items and items everywhereWelcome to LA SHARES.  Boxes of binders stacked to the ceiling.  Envelopes.  Printer labels.  Reams of papers.  Pens, pencils, erasures.  Staplers, 3-hole punches.  I even saw cleaning and beauty products.  And piles of construction paper and art supplies.
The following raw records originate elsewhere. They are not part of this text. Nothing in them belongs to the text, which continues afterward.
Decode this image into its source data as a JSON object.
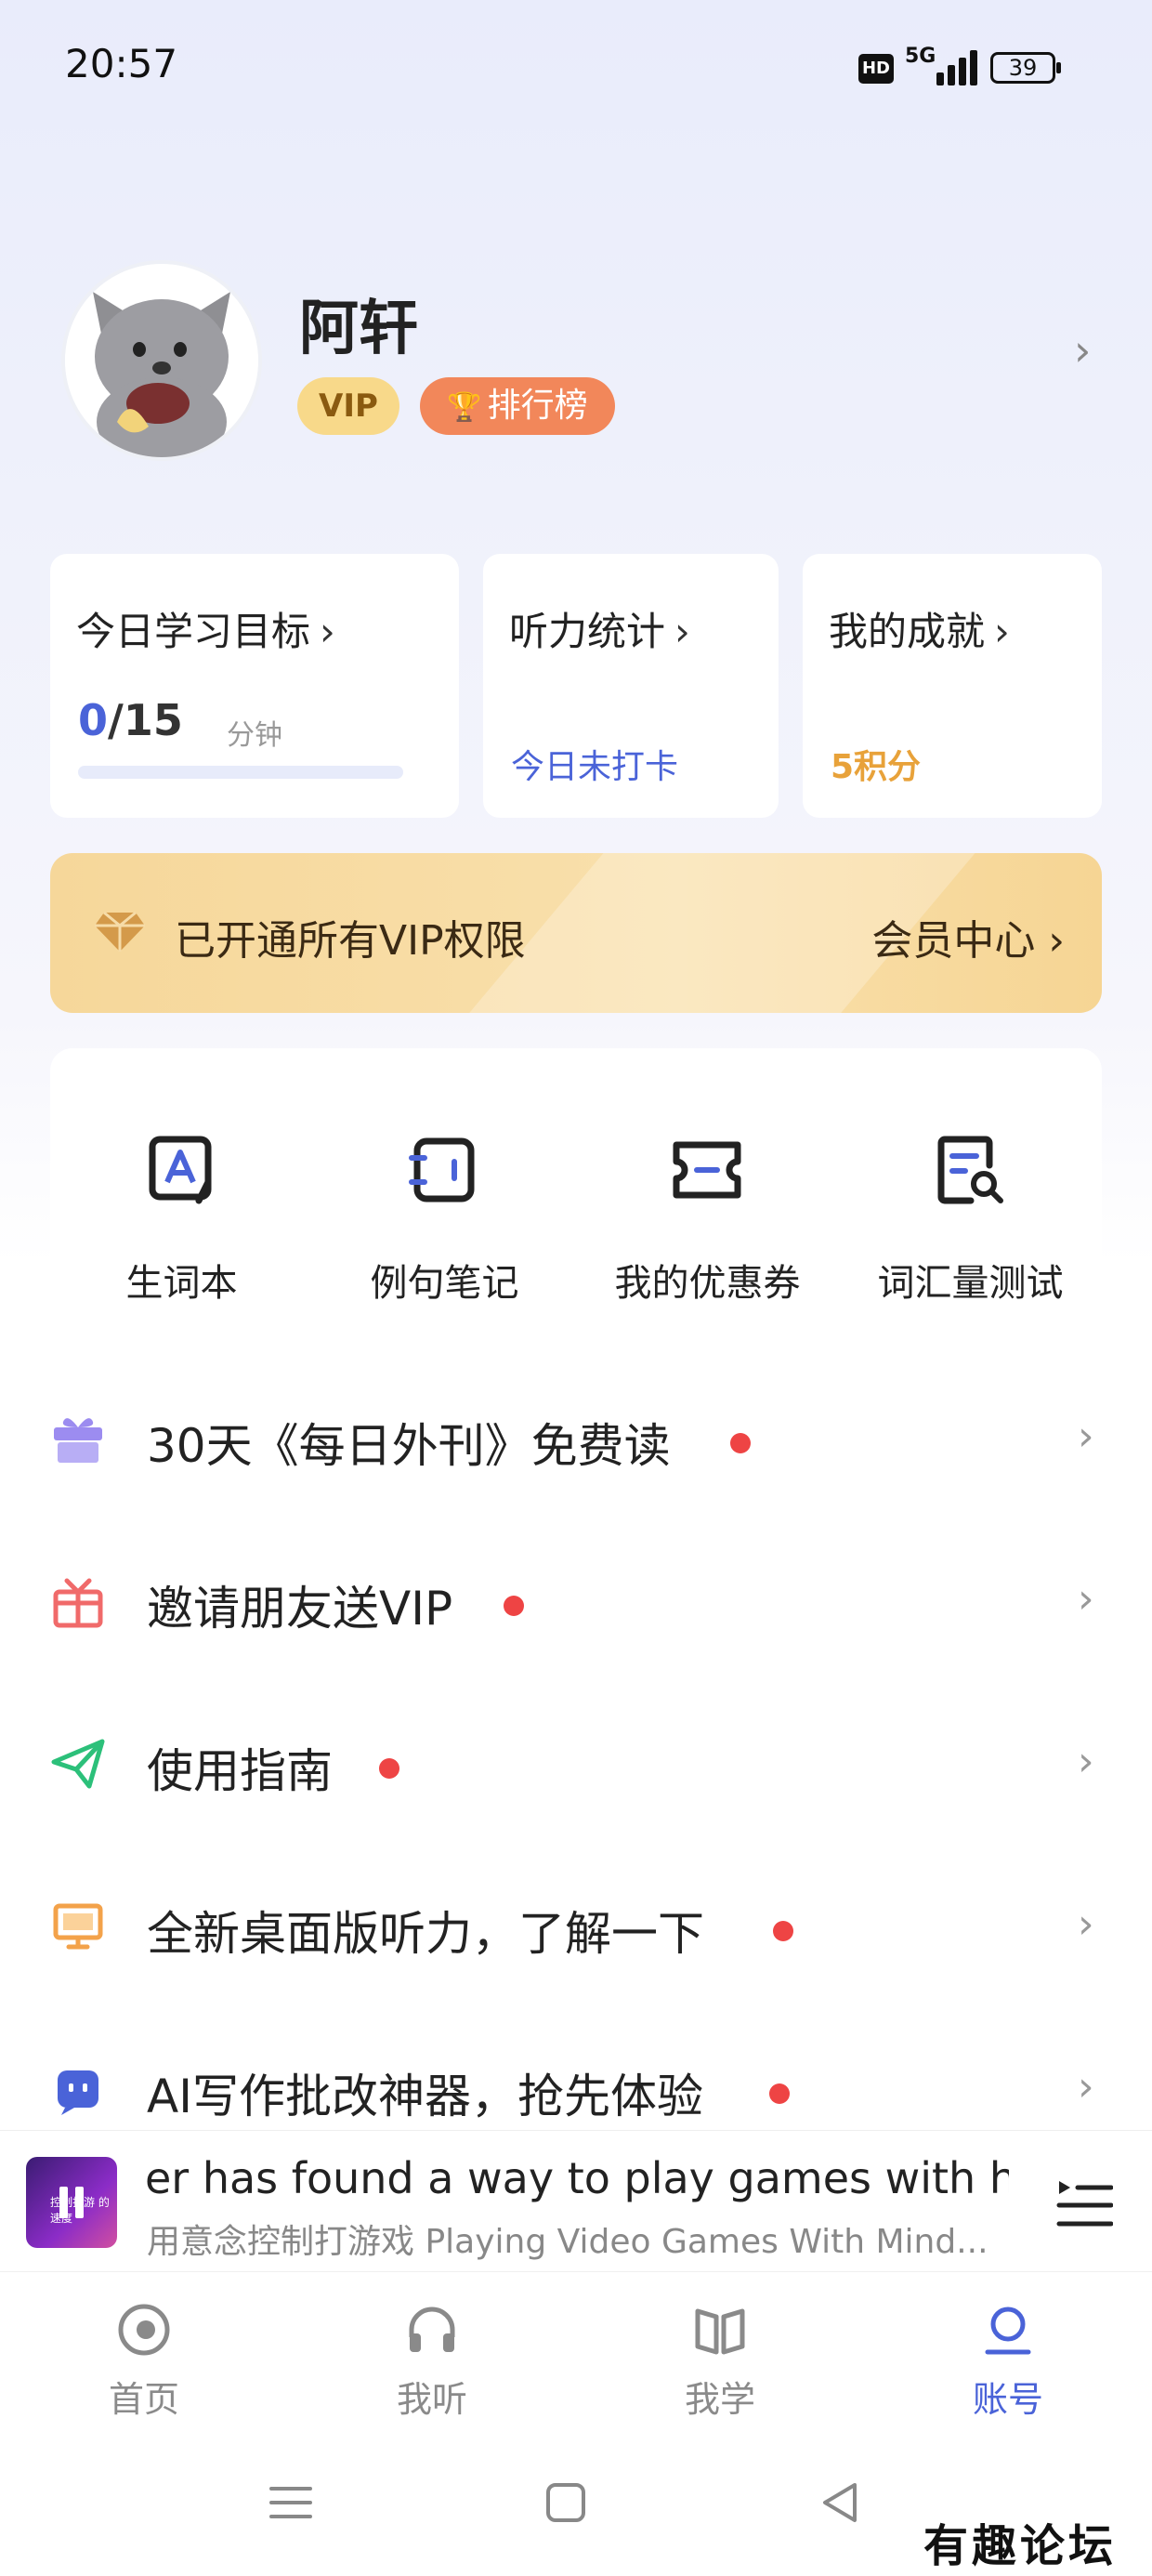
{
  "status_bar": {
    "time": "20:57",
    "hd": "HD",
    "network": "5G",
    "battery": "39"
  },
  "profile": {
    "name": "阿轩",
    "vip_badge": "VIP",
    "rank_badge": "排行榜"
  },
  "stats": {
    "goal": {
      "title": "今日学习目标",
      "current": "0",
      "target": "/15",
      "unit": "分钟",
      "progress": 0
    },
    "listening": {
      "title": "听力统计",
      "status": "今日未打卡"
    },
    "achievement": {
      "title": "我的成就",
      "points": "5积分"
    }
  },
  "vip_banner": {
    "text": "已开通所有VIP权限",
    "link": "会员中心"
  },
  "tools": [
    {
      "label": "生词本",
      "icon": "vocabulary-book-icon"
    },
    {
      "label": "例句笔记",
      "icon": "sentence-notes-icon"
    },
    {
      "label": "我的优惠券",
      "icon": "coupon-icon"
    },
    {
      "label": "词汇量测试",
      "icon": "vocab-test-icon"
    }
  ],
  "menu": [
    {
      "label": "30天《每日外刊》免费读",
      "icon": "gift-box-icon",
      "icon_color": "#9c8cf0"
    },
    {
      "label": "邀请朋友送VIP",
      "icon": "gift-icon",
      "icon_color": "#f06a6a"
    },
    {
      "label": "使用指南",
      "icon": "paper-plane-icon",
      "icon_color": "#2cc07a"
    },
    {
      "label": "全新桌面版听力，了解一下",
      "icon": "monitor-icon",
      "icon_color": "#f3a24a"
    },
    {
      "label": "AI写作批改神器，抢先体验",
      "icon": "ai-robot-icon",
      "icon_color": "#4a63d8"
    }
  ],
  "player": {
    "title": "er has found a way to play games with her r",
    "subtitle": "用意念控制打游戏 Playing Video Games With Mind...",
    "cover_caption": "控制打游 的速度"
  },
  "tabs": [
    {
      "label": "首页",
      "icon": "home-icon"
    },
    {
      "label": "我听",
      "icon": "headphones-icon"
    },
    {
      "label": "我学",
      "icon": "book-icon"
    },
    {
      "label": "账号",
      "icon": "account-icon",
      "active": true
    }
  ],
  "watermark": "有趣论坛",
  "colors": {
    "accent": "#4a63d8",
    "vip_gold": "#f8d98a",
    "rank_orange": "#f2875a",
    "points_orange": "#e8a23a",
    "red_dot": "#ee4444"
  }
}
These teachers were spending the afternoon at LA SHARES, a non-profit materials reuse program.  LA SHARES works with businesses to obtain new and used office supplies and other materials, and then distributes them to schools and non-profits that desperately need them.  While serving the needs of the community, LA SHARES is also a great demonstration of inventory control and database management.  And while recycling should just be a natural reflex of ours, remember that recycling involves hauling and reprocessing materials--which involves energy consumption.  Rather than sending such materials downstream, why not move unwanted goods upstream and let someone who needs them use them?

Here's how LA SHARES works:  A school or non-profit visits the agency's web site and creates an online profile.  Once LA SHARES vets and registers them, the organizations can outline a wish list and their "top 20 needs."  LA SHARES' staff matches their needs to what businesses have donated, and through its customized database, the agency strives to match its inventory with what various schools and non-profits have requested.  Where the real magic happens is when LA SHARES distributes big ticket items such as shelves, video systems, and furniture.  As such items roll in, LA SHARES' staff matches them to the organizations' various requests.  Registered organizations can then view these items on LA SHARES' web site, view the dimensions, know how many people are needed to haul the items away, what size of car or truck is critical for transporting the items, and where the items are located.

LA SHARES is a win-win proposition all the way around.  Businesses don't have to deal with bulk trash fees, and can gain a tax write off.  The City of Los Angeles has less trash going to its landfills.  And teachers and non-profit administrators have access to quality materials.  While LA SHARES says it accepts new and used items, 99% of what I saw in its Griffith Park Reuse Center looked new to me--and many of those items are expensive at art supply stores and office superstores.  The teachers with whom I spoke on Wednesday were wide-eyed, beaming, and thrilled.  With budget cuts hammering the schools, teachers often pay for supplies out of their own pockets--yet many of them don't quite spend enough to get any tax break from the IRS.  They kept telling me, "I'm amazed," "This is overwhelming," "I didn't expect this," "How come I didn't know about this."  They followed the simple rules:  respect the maximum amount of each item that can be taken, list them on a clipboard so LA SHARES' staff can manage its inventory, and write a thank you note to the donors.  Teachers could take as much as they want . . . and as the minutes passed, the piles outside kept mounting.

Bert Ball, LA SHARES' Executive Director, sowed the roots of LA SHARES in 1991.  Appalled at the waste that movie sets generated, he believed that there had to be a way of salvaging all these materials, reducing waste while giving the studios a tax deduction.  Ball's idea then spread to local businesses, and partnering with the City of LA, LA SHARES prevents millions of pounds of materials from ending up in landfills, has supplied over 2500 organizations with $80 million worth of supplies, and received inventory from 1000 companies.  Ball and La Shan Branham, LA SHARES' meticulous Chief of Staff, keep LA SHARES humming with its dispensing of supplies year round, rotating the opportunities among Los Angeles' 15 city council districts. Learn how your company can donate to LA SHARES.  The site also has a great commercial you can view as well!

As far as we know there is no other city that has a program that can match LA's scope.  If you know of one, we'd love to hear about it.